CryptoLocker typically propagates as an attachment to a seemingly innocuous e-mail message, which appears to have been sent by legitimate company; or, it is uploaded to a computer already recruited to a botnet by a previous trojan infection. A ZIP fileattached to an email message contains an executable file with the filename and the icon disguised as a PDF file, taking advantage of Windows’ default behaviour of hiding theextension from file names to disguise the real .EXE extension. Some instances may actually contain the Zeus trojan instead, which in turn installs CryptoLocker. When first run, the payload installs itself in the Documents and Settings folder with a random name, and adds a key to the registry that causes it to run on startup.
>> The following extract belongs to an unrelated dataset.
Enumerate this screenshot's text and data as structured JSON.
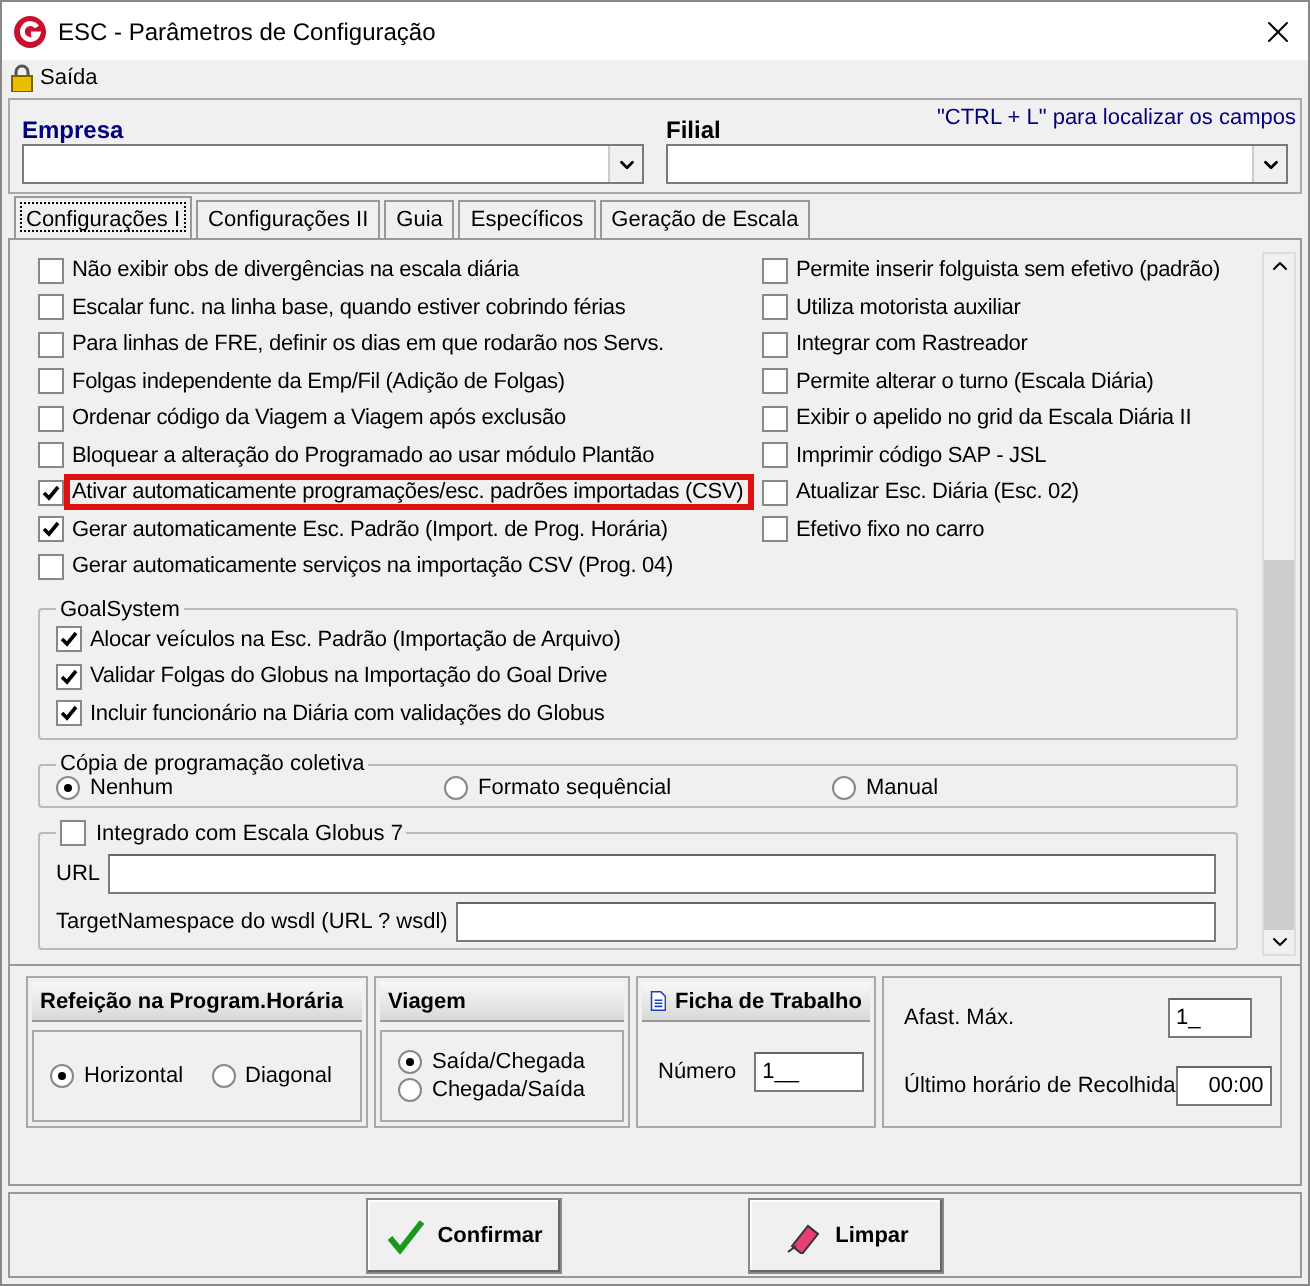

It then attempts to contact one of several designated command and control servers; once connected, the server then generates a 2048-bit RSA key pair, and sends the public key back to the infected computer. The server may be a local proxy and go through others, frequently relocated in different countries to make tracing difficult.
The payload then proceeds to begin encrypting files across local hard drives andmapped network drives with the public key, and logs each file encrypted to a registry key. The process only encrypts data files with certain extensions, including Microsoft Office, OpenDocument, and other documents, pictures, and AutoCAD files. The payload then displays a message informing the user that files have been encrypted, and demands a payment of 300 USD or Euro through an anonymous pre-paid cash voucher (i.e. MoneyPak or Ukash), or an equivalent amount in Bitcoin within 72 or 100 hours (while starting at 2 BTC, the ransom price has been adjusted all the way down to 0.3 by the operators to reflect the fluctuating value of Bitcoin), or else the private key on the server would be destroyed, and “nobody and never [sic] will be able to restore files.”Payment of the ransom allows the user to download the decryption program, which is pre-loaded with the user’s private key. Some infected victims claim that they paid the attackers but their files were not decrypted.
In November 2013, the operators of CryptoLocker launched an online service which claims to allow users to decrypt their files without the CryptoLocker program, and to purchase the decryption key after the deadline expires; the process involves uploading an encrypted file to the site as a sample, and waiting for the service to find a match, which the site claims would occur within 24 hours. Once a match is found, the user can pay for the key online; if the 72-hour deadline has passed, the cost increases to 10 Bitcoin.
A new variant of CryptoLocker identifying itself as “CryptoLocker 2.0” was discovered in December 2013; it contains a few notable differences, such as a payload disguised as akeygen program uploaded to a P2P site, its use of an RSA-1024 key with a Triple DESalgorithm, only accepting Bitcoin, additional encrypted file types (such as media files), and the ability to spread via removable drives. However, analysts believed that due to some architectural and behavioral differences between the two versions (such as being written in C# instead of Visual C++, and its slightly different behavior), the author of CryptoLocker 2.0 may not be connected to the original author of CryptoLocker.